> What to do: What you return should match the material below line for line, except that no image appears in it.

:: Data provided ::

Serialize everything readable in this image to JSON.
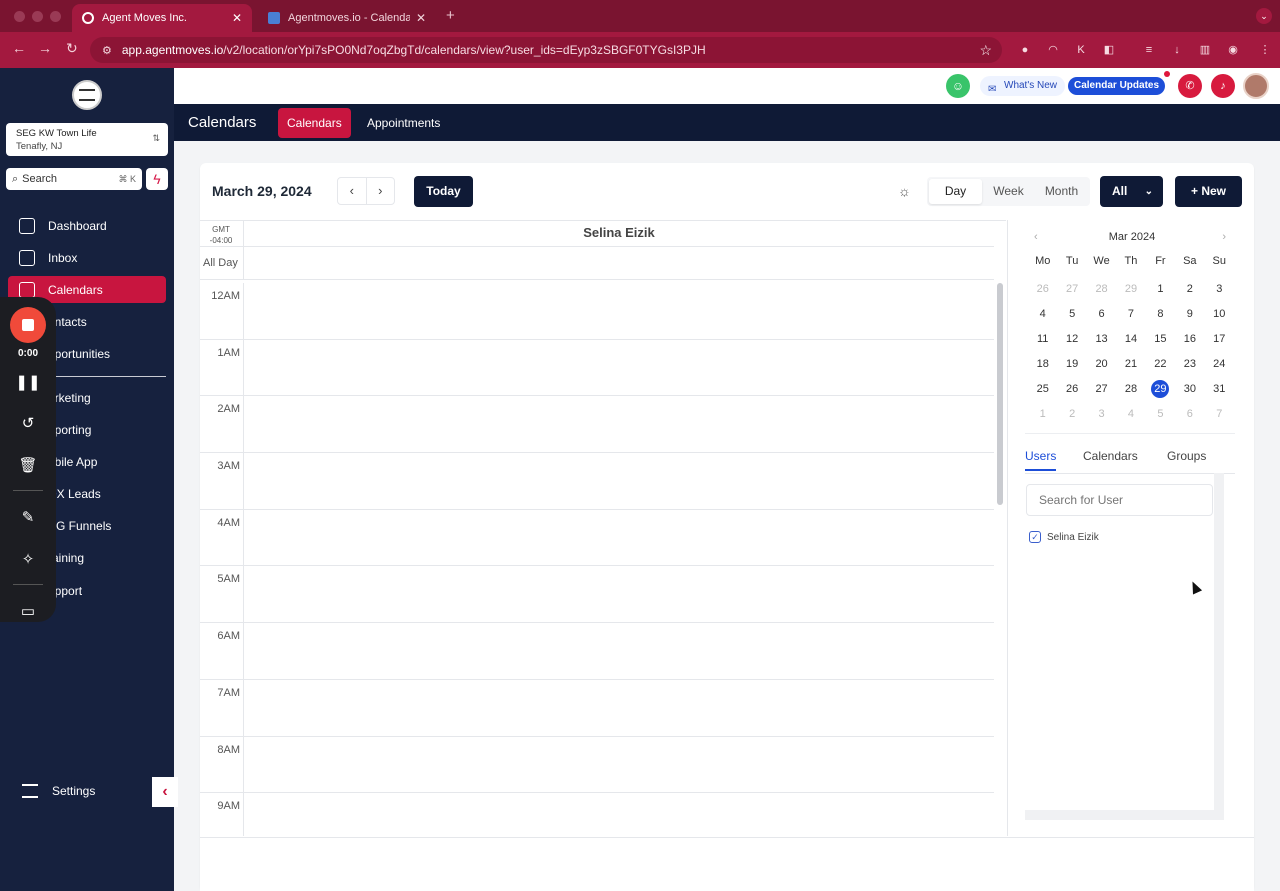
{
  "browser": {
    "tabs": [
      {
        "label": "Agent Moves Inc.",
        "active": true
      },
      {
        "label": "Agentmoves.io - Calendar - F",
        "active": false
      }
    ],
    "url_host": "app.agentmoves.io",
    "url_path": "/v2/location/orYpi7sPO0Nd7oqZbgTd/calendars/view?user_ids=dEyp3zSBGF0TYGsI3PJH"
  },
  "sidebar": {
    "location_name": "SEG KW Town Life",
    "location_sub": "Tenafly, NJ",
    "search_placeholder": "Search",
    "search_shortcut": "⌘ K",
    "items": [
      {
        "label": "Dashboard",
        "active": false
      },
      {
        "label": "Inbox",
        "active": false
      },
      {
        "label": "Calendars",
        "active": true
      },
      {
        "label": "ontacts",
        "active": false
      },
      {
        "label": "pportunities",
        "active": false
      },
      {
        "label": "arketing",
        "active": false
      },
      {
        "label": "eporting",
        "active": false
      },
      {
        "label": "obile App",
        "active": false
      },
      {
        "label": "DX Leads",
        "active": false
      },
      {
        "label": "EG Funnels",
        "active": false
      },
      {
        "label": "raining",
        "active": false
      },
      {
        "label": "upport",
        "active": false
      }
    ],
    "settings_label": "Settings"
  },
  "recorder": {
    "time": "0:00"
  },
  "topbar": {
    "whats_new": "What's New",
    "calendar_updates": "Calendar Updates"
  },
  "subnav": {
    "title": "Calendars",
    "tabs": [
      "Calendars",
      "Appointments"
    ]
  },
  "toolbar": {
    "date": "March 29, 2024",
    "today": "Today",
    "views": [
      "Day",
      "Week",
      "Month"
    ],
    "active_view": "Day",
    "filter": "All",
    "new": "New"
  },
  "day_view": {
    "timezone_line1": "GMT",
    "timezone_line2": "-04:00",
    "user": "Selina Eizik",
    "all_day": "All Day",
    "hours": [
      "12AM",
      "1AM",
      "2AM",
      "3AM",
      "4AM",
      "5AM",
      "6AM",
      "7AM",
      "8AM",
      "9AM"
    ]
  },
  "mini_calendar": {
    "month": "Mar 2024",
    "weekdays": [
      "Mo",
      "Tu",
      "We",
      "Th",
      "Fr",
      "Sa",
      "Su"
    ],
    "days": [
      [
        "26",
        "27",
        "28",
        "29",
        "1",
        "2",
        "3"
      ],
      [
        "4",
        "5",
        "6",
        "7",
        "8",
        "9",
        "10"
      ],
      [
        "11",
        "12",
        "13",
        "14",
        "15",
        "16",
        "17"
      ],
      [
        "18",
        "19",
        "20",
        "21",
        "22",
        "23",
        "24"
      ],
      [
        "25",
        "26",
        "27",
        "28",
        "29",
        "30",
        "31"
      ],
      [
        "1",
        "2",
        "3",
        "4",
        "5",
        "6",
        "7"
      ]
    ],
    "selected": "29"
  },
  "panel": {
    "tabs": [
      "Users",
      "Calendars",
      "Groups"
    ],
    "search_placeholder": "Search for User",
    "users": [
      {
        "name": "Selina Eizik",
        "checked": true
      }
    ]
  },
  "colors": {
    "brand_red": "#c8153f",
    "navy": "#0f1a36",
    "selected_blue": "#1d4ed8"
  }
}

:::

> Result for this task:
Serialize everything readable in this image to JSON.
{
  "browser": {
    "tabs": [
      {
        "label": "Agent Moves Inc.",
        "active": true
      },
      {
        "label": "Agentmoves.io - Calendar - F",
        "active": false
      }
    ],
    "url_host": "app.agentmoves.io",
    "url_path": "/v2/location/orYpi7sPO0Nd7oqZbgTd/calendars/view?user_ids=dEyp3zSBGF0TYGsI3PJH"
  },
  "sidebar": {
    "location_name": "SEG KW Town Life",
    "location_sub": "Tenafly, NJ",
    "search_placeholder": "Search",
    "search_shortcut": "⌘ K",
    "items": [
      {
        "label": "Dashboard",
        "active": false
      },
      {
        "label": "Inbox",
        "active": false
      },
      {
        "label": "Calendars",
        "active": true
      },
      {
        "label": "ontacts",
        "active": false
      },
      {
        "label": "pportunities",
        "active": false
      },
      {
        "label": "arketing",
        "active": false
      },
      {
        "label": "eporting",
        "active": false
      },
      {
        "label": "obile App",
        "active": false
      },
      {
        "label": "DX Leads",
        "active": false
      },
      {
        "label": "EG Funnels",
        "active": false
      },
      {
        "label": "raining",
        "active": false
      },
      {
        "label": "upport",
        "active": false
      }
    ],
    "settings_label": "Settings"
  },
  "recorder": {
    "time": "0:00"
  },
  "topbar": {
    "whats_new": "What's New",
    "calendar_updates": "Calendar Updates"
  },
  "subnav": {
    "title": "Calendars",
    "tabs": [
      "Calendars",
      "Appointments"
    ]
  },
  "toolbar": {
    "date": "March 29, 2024",
    "today": "Today",
    "views": [
      "Day",
      "Week",
      "Month"
    ],
    "active_view": "Day",
    "filter": "All",
    "new": "New"
  },
  "day_view": {
    "timezone_line1": "GMT",
    "timezone_line2": "-04:00",
    "user": "Selina Eizik",
    "all_day": "All Day",
    "hours": [
      "12AM",
      "1AM",
      "2AM",
      "3AM",
      "4AM",
      "5AM",
      "6AM",
      "7AM",
      "8AM",
      "9AM"
    ]
  },
  "mini_calendar": {
    "month": "Mar 2024",
    "weekdays": [
      "Mo",
      "Tu",
      "We",
      "Th",
      "Fr",
      "Sa",
      "Su"
    ],
    "days": [
      [
        "26",
        "27",
        "28",
        "29",
        "1",
        "2",
        "3"
      ],
      [
        "4",
        "5",
        "6",
        "7",
        "8",
        "9",
        "10"
      ],
      [
        "11",
        "12",
        "13",
        "14",
        "15",
        "16",
        "17"
      ],
      [
        "18",
        "19",
        "20",
        "21",
        "22",
        "23",
        "24"
      ],
      [
        "25",
        "26",
        "27",
        "28",
        "29",
        "30",
        "31"
      ],
      [
        "1",
        "2",
        "3",
        "4",
        "5",
        "6",
        "7"
      ]
    ],
    "selected": "29"
  },
  "panel": {
    "tabs": [
      "Users",
      "Calendars",
      "Groups"
    ],
    "search_placeholder": "Search for User",
    "users": [
      {
        "name": "Selina Eizik",
        "checked": true
      }
    ]
  },
  "colors": {
    "brand_red": "#c8153f",
    "navy": "#0f1a36",
    "selected_blue": "#1d4ed8"
  }
}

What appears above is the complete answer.